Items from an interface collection
++++++++++++++++++++

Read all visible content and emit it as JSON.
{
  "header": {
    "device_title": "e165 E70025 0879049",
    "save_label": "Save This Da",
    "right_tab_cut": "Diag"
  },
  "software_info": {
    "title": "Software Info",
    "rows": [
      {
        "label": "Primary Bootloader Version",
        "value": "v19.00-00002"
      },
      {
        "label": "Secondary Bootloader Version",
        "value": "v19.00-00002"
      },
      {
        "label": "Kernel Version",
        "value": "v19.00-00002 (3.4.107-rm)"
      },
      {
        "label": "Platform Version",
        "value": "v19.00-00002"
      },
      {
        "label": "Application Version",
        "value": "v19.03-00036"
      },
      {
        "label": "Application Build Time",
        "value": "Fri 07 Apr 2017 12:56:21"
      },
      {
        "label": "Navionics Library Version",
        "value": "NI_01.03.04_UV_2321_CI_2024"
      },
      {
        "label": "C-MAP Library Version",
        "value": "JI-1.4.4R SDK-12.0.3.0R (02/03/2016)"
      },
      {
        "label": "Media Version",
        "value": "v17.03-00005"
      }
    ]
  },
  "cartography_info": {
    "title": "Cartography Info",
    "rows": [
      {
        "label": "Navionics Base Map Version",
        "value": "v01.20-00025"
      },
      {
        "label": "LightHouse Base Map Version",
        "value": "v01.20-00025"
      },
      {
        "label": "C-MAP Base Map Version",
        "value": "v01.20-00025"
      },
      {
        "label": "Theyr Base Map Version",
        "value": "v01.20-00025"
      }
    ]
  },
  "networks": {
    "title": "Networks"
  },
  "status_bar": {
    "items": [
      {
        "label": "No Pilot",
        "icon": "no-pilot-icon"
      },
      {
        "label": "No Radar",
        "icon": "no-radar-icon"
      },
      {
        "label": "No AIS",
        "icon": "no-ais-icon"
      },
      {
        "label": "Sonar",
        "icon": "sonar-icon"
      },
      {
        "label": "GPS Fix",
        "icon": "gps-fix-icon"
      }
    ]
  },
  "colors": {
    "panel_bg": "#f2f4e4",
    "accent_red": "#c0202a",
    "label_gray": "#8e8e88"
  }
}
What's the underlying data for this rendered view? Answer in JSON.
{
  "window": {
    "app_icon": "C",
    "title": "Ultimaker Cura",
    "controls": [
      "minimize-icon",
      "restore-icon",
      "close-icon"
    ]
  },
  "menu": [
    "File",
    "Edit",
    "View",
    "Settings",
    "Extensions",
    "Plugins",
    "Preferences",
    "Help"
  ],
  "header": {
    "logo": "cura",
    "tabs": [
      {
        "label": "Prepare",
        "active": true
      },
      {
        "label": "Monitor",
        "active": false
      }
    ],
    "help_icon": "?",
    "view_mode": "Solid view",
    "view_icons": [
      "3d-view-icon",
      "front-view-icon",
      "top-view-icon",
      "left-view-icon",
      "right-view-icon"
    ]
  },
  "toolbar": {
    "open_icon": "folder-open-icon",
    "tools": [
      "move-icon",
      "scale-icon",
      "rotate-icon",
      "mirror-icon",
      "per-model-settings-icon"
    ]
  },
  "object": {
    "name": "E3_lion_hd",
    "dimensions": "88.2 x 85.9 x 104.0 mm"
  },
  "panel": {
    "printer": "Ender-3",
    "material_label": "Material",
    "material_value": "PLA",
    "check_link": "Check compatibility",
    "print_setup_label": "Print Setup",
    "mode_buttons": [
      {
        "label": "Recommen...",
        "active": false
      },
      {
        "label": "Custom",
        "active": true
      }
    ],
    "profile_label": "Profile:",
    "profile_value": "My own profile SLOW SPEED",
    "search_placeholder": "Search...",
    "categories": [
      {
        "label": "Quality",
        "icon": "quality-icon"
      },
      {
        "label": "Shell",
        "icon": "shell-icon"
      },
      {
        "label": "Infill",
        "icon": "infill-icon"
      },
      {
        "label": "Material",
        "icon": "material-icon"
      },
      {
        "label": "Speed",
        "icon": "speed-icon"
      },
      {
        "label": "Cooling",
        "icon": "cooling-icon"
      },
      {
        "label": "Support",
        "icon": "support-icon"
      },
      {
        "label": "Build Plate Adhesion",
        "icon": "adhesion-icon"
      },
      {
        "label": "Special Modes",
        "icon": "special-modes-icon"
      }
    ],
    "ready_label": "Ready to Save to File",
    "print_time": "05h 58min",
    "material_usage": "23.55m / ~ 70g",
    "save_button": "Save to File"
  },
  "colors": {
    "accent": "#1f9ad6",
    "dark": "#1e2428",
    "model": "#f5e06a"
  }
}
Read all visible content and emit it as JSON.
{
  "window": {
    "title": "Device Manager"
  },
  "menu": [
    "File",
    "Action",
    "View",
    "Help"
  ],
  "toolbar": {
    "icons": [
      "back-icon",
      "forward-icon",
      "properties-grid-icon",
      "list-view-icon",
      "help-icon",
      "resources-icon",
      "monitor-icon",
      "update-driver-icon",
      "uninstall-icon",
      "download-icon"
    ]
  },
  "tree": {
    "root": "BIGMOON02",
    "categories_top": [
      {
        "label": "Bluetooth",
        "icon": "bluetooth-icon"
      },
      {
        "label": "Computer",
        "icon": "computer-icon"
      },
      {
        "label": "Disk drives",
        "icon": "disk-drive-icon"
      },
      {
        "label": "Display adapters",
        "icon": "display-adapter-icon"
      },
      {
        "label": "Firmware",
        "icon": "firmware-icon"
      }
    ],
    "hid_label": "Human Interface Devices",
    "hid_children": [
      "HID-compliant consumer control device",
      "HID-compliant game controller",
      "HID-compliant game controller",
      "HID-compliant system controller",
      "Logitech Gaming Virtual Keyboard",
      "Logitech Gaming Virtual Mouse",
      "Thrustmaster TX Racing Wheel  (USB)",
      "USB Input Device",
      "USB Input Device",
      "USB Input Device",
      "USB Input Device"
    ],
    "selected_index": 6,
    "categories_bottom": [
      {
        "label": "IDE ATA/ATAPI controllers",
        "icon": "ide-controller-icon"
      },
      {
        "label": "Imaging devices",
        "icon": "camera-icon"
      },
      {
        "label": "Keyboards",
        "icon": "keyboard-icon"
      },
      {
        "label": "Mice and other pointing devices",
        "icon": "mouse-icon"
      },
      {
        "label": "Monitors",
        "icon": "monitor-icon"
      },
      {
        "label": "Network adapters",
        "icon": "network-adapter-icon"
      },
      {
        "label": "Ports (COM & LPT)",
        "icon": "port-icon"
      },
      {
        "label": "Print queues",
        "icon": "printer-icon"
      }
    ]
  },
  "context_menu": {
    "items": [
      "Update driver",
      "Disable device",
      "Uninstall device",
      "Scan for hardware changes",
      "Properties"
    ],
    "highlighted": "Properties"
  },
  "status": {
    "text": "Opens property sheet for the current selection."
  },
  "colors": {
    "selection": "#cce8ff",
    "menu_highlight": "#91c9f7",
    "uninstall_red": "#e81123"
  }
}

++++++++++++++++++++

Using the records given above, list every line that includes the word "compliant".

THE COMPLETED TASK:
      "HID-compliant consumer control device",
      "HID-compliant game controller",
      "HID-compliant game controller",
      "HID-compliant system controller",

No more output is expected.